- Given records -
════
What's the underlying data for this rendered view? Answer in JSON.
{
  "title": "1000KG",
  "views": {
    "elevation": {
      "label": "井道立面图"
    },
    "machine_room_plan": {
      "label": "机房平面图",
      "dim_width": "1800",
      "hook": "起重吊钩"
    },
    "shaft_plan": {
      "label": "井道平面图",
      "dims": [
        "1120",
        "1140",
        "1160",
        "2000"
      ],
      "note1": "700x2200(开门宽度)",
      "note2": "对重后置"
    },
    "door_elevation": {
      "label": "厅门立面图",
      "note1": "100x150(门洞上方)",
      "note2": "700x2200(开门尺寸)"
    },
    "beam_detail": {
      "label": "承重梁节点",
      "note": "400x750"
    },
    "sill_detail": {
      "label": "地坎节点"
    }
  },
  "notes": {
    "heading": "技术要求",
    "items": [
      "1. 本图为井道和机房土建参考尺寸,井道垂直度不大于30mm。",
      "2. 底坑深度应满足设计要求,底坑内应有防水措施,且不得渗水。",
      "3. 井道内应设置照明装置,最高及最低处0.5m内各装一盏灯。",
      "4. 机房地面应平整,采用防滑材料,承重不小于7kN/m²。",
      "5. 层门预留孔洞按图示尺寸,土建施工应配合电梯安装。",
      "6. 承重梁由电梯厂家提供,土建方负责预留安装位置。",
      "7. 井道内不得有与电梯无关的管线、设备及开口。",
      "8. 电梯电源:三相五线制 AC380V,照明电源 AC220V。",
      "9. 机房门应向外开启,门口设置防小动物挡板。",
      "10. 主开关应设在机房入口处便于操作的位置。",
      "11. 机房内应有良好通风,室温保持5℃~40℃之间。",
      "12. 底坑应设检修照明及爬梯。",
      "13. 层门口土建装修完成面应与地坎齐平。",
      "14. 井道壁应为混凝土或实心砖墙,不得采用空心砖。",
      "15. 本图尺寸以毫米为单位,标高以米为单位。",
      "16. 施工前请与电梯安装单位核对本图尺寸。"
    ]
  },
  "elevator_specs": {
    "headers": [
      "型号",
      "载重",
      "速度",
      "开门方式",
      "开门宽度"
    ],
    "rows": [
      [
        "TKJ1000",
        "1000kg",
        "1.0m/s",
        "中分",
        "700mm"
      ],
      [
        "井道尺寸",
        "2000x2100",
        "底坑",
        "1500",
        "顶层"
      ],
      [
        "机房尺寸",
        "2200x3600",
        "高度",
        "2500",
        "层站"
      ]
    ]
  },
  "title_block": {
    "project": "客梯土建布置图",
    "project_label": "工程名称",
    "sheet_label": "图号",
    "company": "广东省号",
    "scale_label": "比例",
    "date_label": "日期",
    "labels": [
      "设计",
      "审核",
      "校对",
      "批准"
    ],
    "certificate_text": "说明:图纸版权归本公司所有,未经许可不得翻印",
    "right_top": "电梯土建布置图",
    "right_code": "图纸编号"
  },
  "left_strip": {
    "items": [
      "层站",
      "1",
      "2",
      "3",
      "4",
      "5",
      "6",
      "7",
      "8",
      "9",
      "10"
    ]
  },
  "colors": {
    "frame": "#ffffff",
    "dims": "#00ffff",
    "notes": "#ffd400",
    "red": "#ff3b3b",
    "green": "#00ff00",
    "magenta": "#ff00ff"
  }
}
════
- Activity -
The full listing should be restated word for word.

- Exercise solution -
What's the underlying data for this rendered view? Answer in JSON.
{
  "title": "1000KG",
  "views": {
    "elevation": {
      "label": "井道立面图"
    },
    "machine_room_plan": {
      "label": "机房平面图",
      "dim_width": "1800",
      "hook": "起重吊钩"
    },
    "shaft_plan": {
      "label": "井道平面图",
      "dims": [
        "1120",
        "1140",
        "1160",
        "2000"
      ],
      "note1": "700x2200(开门宽度)",
      "note2": "对重后置"
    },
    "door_elevation": {
      "label": "厅门立面图",
      "note1": "100x150(门洞上方)",
      "note2": "700x2200(开门尺寸)"
    },
    "beam_detail": {
      "label": "承重梁节点",
      "note": "400x750"
    },
    "sill_detail": {
      "label": "地坎节点"
    }
  },
  "notes": {
    "heading": "技术要求",
    "items": [
      "1. 本图为井道和机房土建参考尺寸,井道垂直度不大于30mm。",
      "2. 底坑深度应满足设计要求,底坑内应有防水措施,且不得渗水。",
      "3. 井道内应设置照明装置,最高及最低处0.5m内各装一盏灯。",
      "4. 机房地面应平整,采用防滑材料,承重不小于7kN/m²。",
      "5. 层门预留孔洞按图示尺寸,土建施工应配合电梯安装。",
      "6. 承重梁由电梯厂家提供,土建方负责预留安装位置。",
      "7. 井道内不得有与电梯无关的管线、设备及开口。",
      "8. 电梯电源:三相五线制 AC380V,照明电源 AC220V。",
      "9. 机房门应向外开启,门口设置防小动物挡板。",
      "10. 主开关应设在机房入口处便于操作的位置。",
      "11. 机房内应有良好通风,室温保持5℃~40℃之间。",
      "12. 底坑应设检修照明及爬梯。",
      "13. 层门口土建装修完成面应与地坎齐平。",
      "14. 井道壁应为混凝土或实心砖墙,不得采用空心砖。",
      "15. 本图尺寸以毫米为单位,标高以米为单位。",
      "16. 施工前请与电梯安装单位核对本图尺寸。"
    ]
  },
  "elevator_specs": {
    "headers": [
      "型号",
      "载重",
      "速度",
      "开门方式",
      "开门宽度"
    ],
    "rows": [
      [
        "TKJ1000",
        "1000kg",
        "1.0m/s",
        "中分",
        "700mm"
      ],
      [
        "井道尺寸",
        "2000x2100",
        "底坑",
        "1500",
        "顶层"
      ],
      [
        "机房尺寸",
        "2200x3600",
        "高度",
        "2500",
        "层站"
      ]
    ]
  },
  "title_block": {
    "project": "客梯土建布置图",
    "project_label": "工程名称",
    "sheet_label": "图号",
    "company": "广东省号",
    "scale_label": "比例",
    "date_label": "日期",
    "labels": [
      "设计",
      "审核",
      "校对",
      "批准"
    ],
    "certificate_text": "说明:图纸版权归本公司所有,未经许可不得翻印",
    "right_top": "电梯土建布置图",
    "right_code": "图纸编号"
  },
  "left_strip": {
    "items": [
      "层站",
      "1",
      "2",
      "3",
      "4",
      "5",
      "6",
      "7",
      "8",
      "9",
      "10"
    ]
  },
  "colors": {
    "frame": "#ffffff",
    "dims": "#00ffff",
    "notes": "#ffd400",
    "red": "#ff3b3b",
    "green": "#00ff00",
    "magenta": "#ff00ff"
  }
}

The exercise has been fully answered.